What is being asked
Find the string "kind" in the entries and copy each line that has it.

Raw data
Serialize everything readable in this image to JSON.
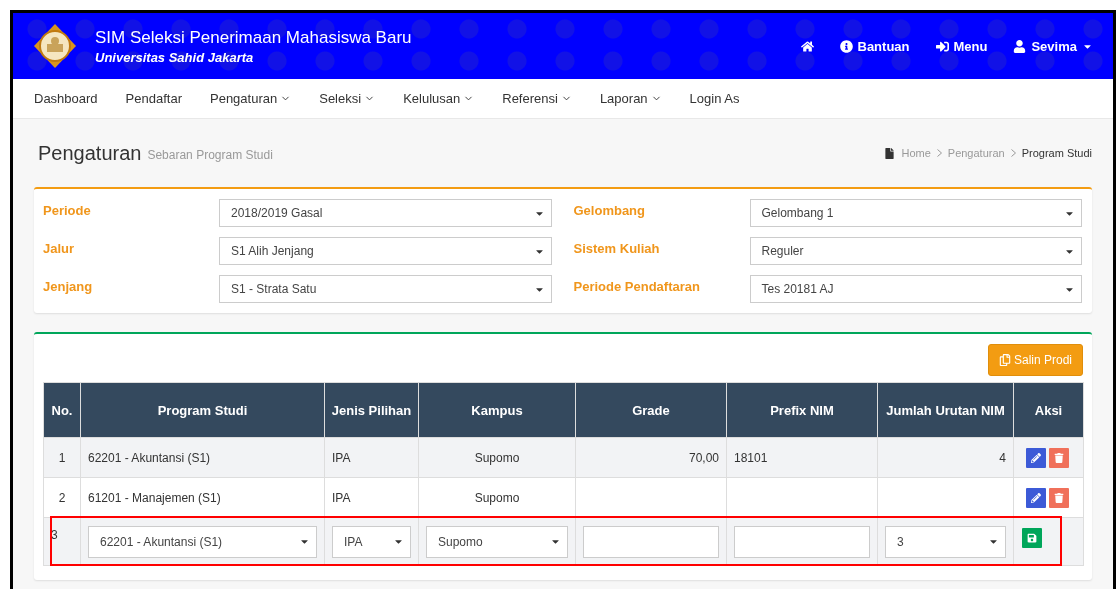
{
  "header": {
    "title": "SIM Seleksi Penerimaan Mahasiswa Baru",
    "subtitle": "Universitas Sahid Jakarta",
    "links": [
      {
        "kind": "home"
      },
      {
        "kind": "help",
        "label": "Bantuan"
      },
      {
        "kind": "menu",
        "label": "Menu"
      },
      {
        "kind": "user",
        "label": "Sevima"
      }
    ]
  },
  "nav": [
    {
      "label": "Dashboard",
      "dropdown": false
    },
    {
      "label": "Pendaftar",
      "dropdown": false
    },
    {
      "label": "Pengaturan",
      "dropdown": true
    },
    {
      "label": "Seleksi",
      "dropdown": true
    },
    {
      "label": "Kelulusan",
      "dropdown": true
    },
    {
      "label": "Referensi",
      "dropdown": true
    },
    {
      "label": "Laporan",
      "dropdown": true
    },
    {
      "label": "Login As",
      "dropdown": false
    }
  ],
  "page": {
    "title": "Pengaturan",
    "subtitle": "Sebaran Program Studi"
  },
  "breadcrumb": [
    {
      "label": "Home",
      "current": false
    },
    {
      "label": "Pengaturan",
      "current": false
    },
    {
      "label": "Program Studi",
      "current": true
    }
  ],
  "filters": [
    {
      "label": "Periode",
      "value": "2018/2019 Gasal"
    },
    {
      "label": "Gelombang",
      "value": "Gelombang 1"
    },
    {
      "label": "Jalur",
      "value": "S1 Alih Jenjang"
    },
    {
      "label": "Sistem Kuliah",
      "value": "Reguler"
    },
    {
      "label": "Jenjang",
      "value": "S1 - Strata Satu"
    },
    {
      "label": "Periode Pendaftaran",
      "value": "Tes 20181 AJ"
    }
  ],
  "copy_button": "Salin Prodi",
  "table": {
    "columns": [
      "No.",
      "Program Studi",
      "Jenis Pilihan",
      "Kampus",
      "Grade",
      "Prefix NIM",
      "Jumlah Urutan NIM",
      "Aksi"
    ],
    "rows": [
      {
        "kind": "view",
        "no": "1",
        "program": "62201 - Akuntansi (S1)",
        "jenis": "IPA",
        "kampus": "Supomo",
        "grade": "70,00",
        "prefix": "18101",
        "jumlah": "4"
      },
      {
        "kind": "view",
        "no": "2",
        "program": "61201 - Manajemen (S1)",
        "jenis": "IPA",
        "kampus": "Supomo"
      },
      {
        "kind": "edit",
        "highlighted": true,
        "no": "3",
        "program": "62201 - Akuntansi (S1)",
        "jenis": "IPA",
        "kampus": "Supomo",
        "jumlah": "3"
      }
    ]
  }
}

Answer to this task
        "kind": "home"
        "kind": "help",
        "kind": "menu",
        "kind": "user",
        "kind": "view",
        "kind": "view",
        "kind": "edit",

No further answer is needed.